65 1925 4 Cyl. 40 bhp (29 kW)[1] 3,150 mm (124.0 in)
66 1925–1926 6 Cyl. 60 bhp (44 kW) 3,200 mm (126.0 in)
70 1926 6 Cyl. 53 bhp (39 kW) 2,870 mm (113.0 in)
66 A 1927–1929 6 Cyl. 70 bhp (51 kW) 3,200 mm (126.0 in) / 3,429 mm (135.0 in)
70 A 1927–1929 6 Cyl. 53 bhp (39 kW) 2,883 mm (113.5 in)
56 1928–1929 6 Cyl. 45 bhp (33 kW) 2,781 mm (109.5 in)
70 B 1929–1930 6 Cyl. 53 bhp (39 kW) 2,858 mm (112.5 in)
66 B 1930 6 Cyl. 87 bhp (64 kW) 3,048 mm (120.0 in)
6-87 1930 6 Cyl. 45 bhp (33 kW) 2,781 mm (109.5 in)
66 D 1931–1932 6 Cyl. 87 bhp (64 kW) 3,073 mm (121.0 in)
95 Deluxe 1932 6 Cyl. 60 bhp (44 kW) 2,870 mm (113.0 in)
66 E 1933 6 Cyl. 87 bhp (64 kW) 3,073 mm (121.0 in)

References[edit]

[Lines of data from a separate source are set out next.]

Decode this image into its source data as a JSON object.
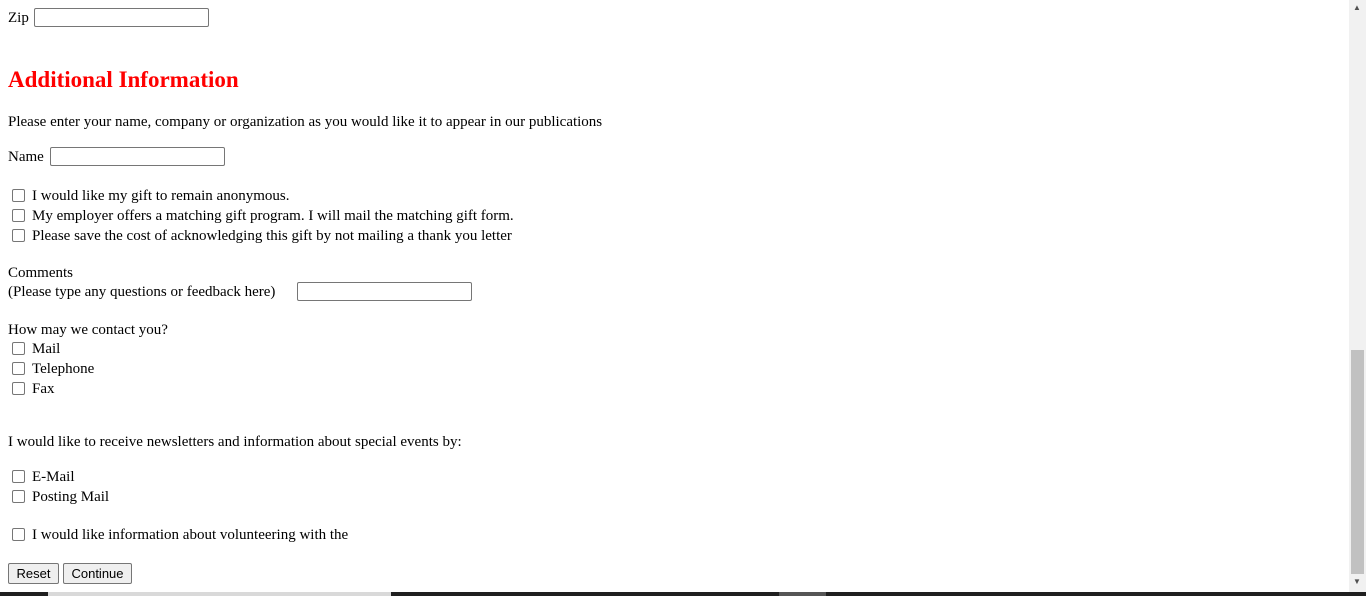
{
  "form": {
    "zip_label": "Zip",
    "zip_value": "",
    "heading": "Additional Information",
    "heading_color": "#ff0000",
    "intro": "Please enter your name, company or organization as you would like it to appear in our publications",
    "name_label": "Name",
    "name_value": "",
    "options": [
      {
        "label": "I would like my gift to remain anonymous.",
        "checked": false
      },
      {
        "label": "My employer offers a matching gift program. I will mail the matching gift form.",
        "checked": false
      },
      {
        "label": "Please save the cost of acknowledging this gift by not mailing a thank you letter",
        "checked": false
      }
    ],
    "comments_label": "Comments",
    "comments_hint": "(Please type any questions or feedback here)",
    "comments_value": "",
    "contact_question": "How may we contact you?",
    "contact_methods": [
      {
        "label": "Mail",
        "checked": false
      },
      {
        "label": "Telephone",
        "checked": false
      },
      {
        "label": "Fax",
        "checked": false
      }
    ],
    "newsletter_question": "I would like to receive newsletters and information about special events by:",
    "newsletter_methods": [
      {
        "label": "E-Mail",
        "checked": false
      },
      {
        "label": "Posting Mail",
        "checked": false
      }
    ],
    "volunteer_label": "I would like information about volunteering with the",
    "reset_label": "Reset",
    "continue_label": "Continue"
  }
}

  1. ^ Kimes, Beverly (1996). standard catalog of American Cars 1805-1942. Krause publications. ISBN 0-87341-428-4.